Effective Friday, September 11, 2020, the offices of the First Nations Tax Commission will be closed in response to COVID-19. However, all staff will be working remotely and will continue to be available to offer assistance. For further information, please contact us by email (mail@fntc.ca) or telephone (1-855-682-3682).

  • WELCOME TO THE FIRST NATIONS TAX COMMISSION

The First Nations Tax Commission (the FNTC) is a shared governance First Nation institution established under the First Nations Fiscal Management Act (the FMA). The FNTC regulates, supports and advances First Nation Taxation under the FMA and under section 83 of the Indian Act. It reviews and approves local revenue laws, builds capacity, reconciles First Nation government and taxpayer interests, and provides research, advocacy and services to advance First Nation jurisdiction.

The FNTC believes First Nations are governments within the Canadian federation, that jurisdiction defines governments, and that tax revenues enable jurisdiction. The assumption of tax jurisdiction by First Nations must be First Nation-led, optional, and supported by national First Nation institutions.

The FNTC is working to fill the institutional vacuum that has prevented First Nations from participating in the market economy and creating a national regulatory framework for First Nation tax systems that meets or exceeds the standards of provincial governments. Through the development of a competitive First Nation investment climate, economic growth can be a catalyst for First Nation self-reliance.

“CREATIVE DESTRUCTION”

A discussion about removing the systemic barriers to First Nation jurisdiction and economic growth.

FNTC MISSION:
Assist First Nation governments to build and maintain fair and efficient property tax regimes, and to ensure those First Nation communities, and their taxpayers, receive the maximum benefit from those systems.

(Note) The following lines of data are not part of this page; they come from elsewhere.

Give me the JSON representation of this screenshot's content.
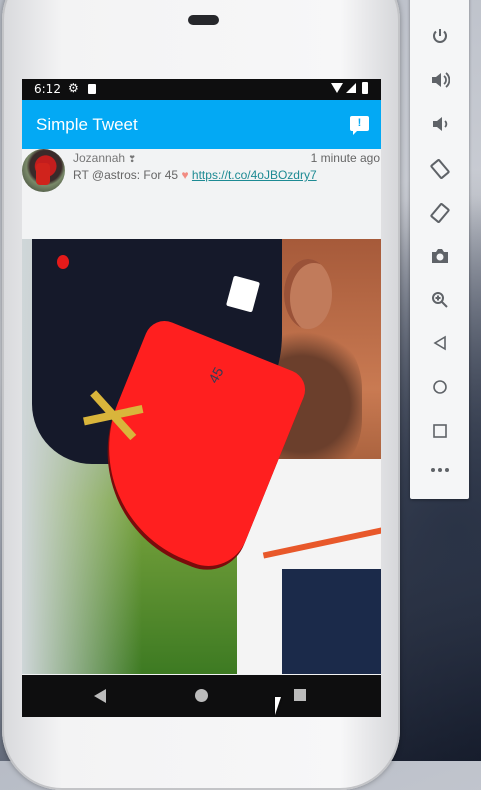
{
  "emulator_panel": {
    "top_labels": [
      "×",
      "–"
    ],
    "buttons": [
      "power-icon",
      "volume-up-icon",
      "volume-down-icon",
      "rotate-left-icon",
      "rotate-right-icon",
      "camera-icon",
      "zoom-icon",
      "back-icon",
      "home-icon",
      "overview-icon",
      "more-icon"
    ]
  },
  "status_bar": {
    "time": "6:12"
  },
  "app_bar": {
    "title": "Simple Tweet"
  },
  "tweet": {
    "user_name": "Jozannah",
    "time_ago": "1 minute ago",
    "text_prefix": "RT @astros: For 45",
    "heart": "♥",
    "link": "https://t.co/4oJBOzdry7"
  },
  "colors": {
    "app_bar": "#03a9f4",
    "link": "#1d8a93",
    "brim": "#ff1f1f",
    "cap": "#15192a"
  }
}
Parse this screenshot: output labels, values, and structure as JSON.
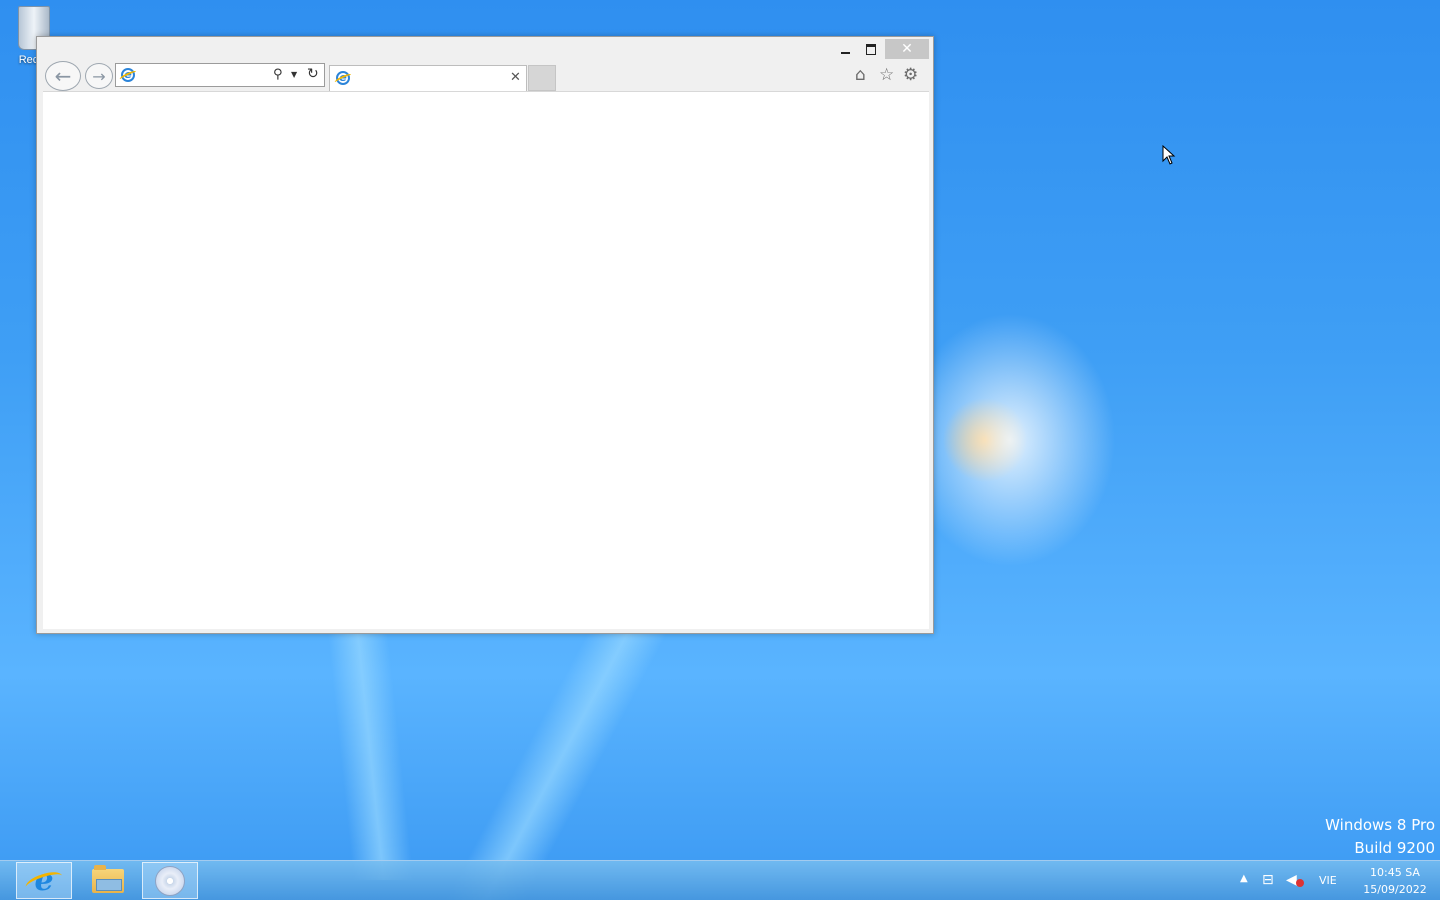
{
  "desktop": {
    "recycle_bin_label": "Recyc",
    "watermark_line1": "Windows 8 Pro",
    "watermark_line2": "Build 9200"
  },
  "browser": {
    "address": {
      "value": "",
      "placeholder": ""
    },
    "tab": {
      "title": ""
    },
    "window_controls": {
      "minimize": "minimize",
      "maximize": "maximize",
      "close": "close"
    },
    "toolbar_icons": [
      "home-icon",
      "favorites-icon",
      "tools-icon"
    ]
  },
  "taskbar": {
    "pinned": [
      "internet-explorer-icon",
      "file-explorer-icon",
      "disc-burn-icon"
    ],
    "tray": {
      "language": "VIE",
      "time": "10:45 SA",
      "date": "15/09/2022"
    }
  },
  "colors": {
    "desktop_blue": "#3f9ff5",
    "close_button": "#c7c7c7",
    "ie_blue": "#2b84d9"
  }
}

“Let me be clear: When I talk about a fiscal relationship, I’m talking about more than just a system of government grants. I’m talking about a fiscal relationship in the same sense that federal and provincial governments do. It is the arrangements by which governments assign tax room to one another and sort out who pays for what service.
The fiscal relationship I am talking about allows First Nations to take greater control over their revenues. It gives them a better stake in the success of their regions. It allows them to take responsibility. In fact, it is consistent with best practices for government that have been established all over the world. And I would add one more thing: It establishes a true nation-to-nation framework.”

C.T. (Manny) Jules
Chief Commissioner
– Presentation to the Senate Committee on Aboriginal Peoples, October 23, 2018

FNTC MISSION:
Assist First Nation governments to build and maintain fair and efficient property tax regimes, and to ensure those First Nation communities, and their taxpayers, receive the maximum benefit from those systems.

“Let me be clear: When I talk about a fiscal relationship, I’m talking about more than just a system of government grants. I’m talking about a fiscal relationship in the same sense that federal and provincial governments do. It is the arrangements by which governments assign tax room to one another and sort out who pays for what service.
The fiscal relationship I am talking about allows First Nations to take greater control over their revenues. It gives them a better stake in the success of their regions. It allows them to take responsibility. In fact, it is consistent with best practices for government that have been established all over the world. And I would add one more thing: It establishes a true nation-to-nation framework.”

  • FISCAL MANAGEMENT ACT (FMA)

The FMA provides legal authority and an administrative framework for First Nation governments to collect property tax and other fiscal governance tools.

  • INDIAN ACT  SECTION 83

Under SECTION 83 of the Indian Act, a First Nation may make by-laws for taxation of land or interests in land on a reserve.

  • SUCCESS STORIES

First Nations and individuals across the country are using fiscal power to expand their jurisdiction and create wealth. Hear their stories here.

  • FNTC PARTNERS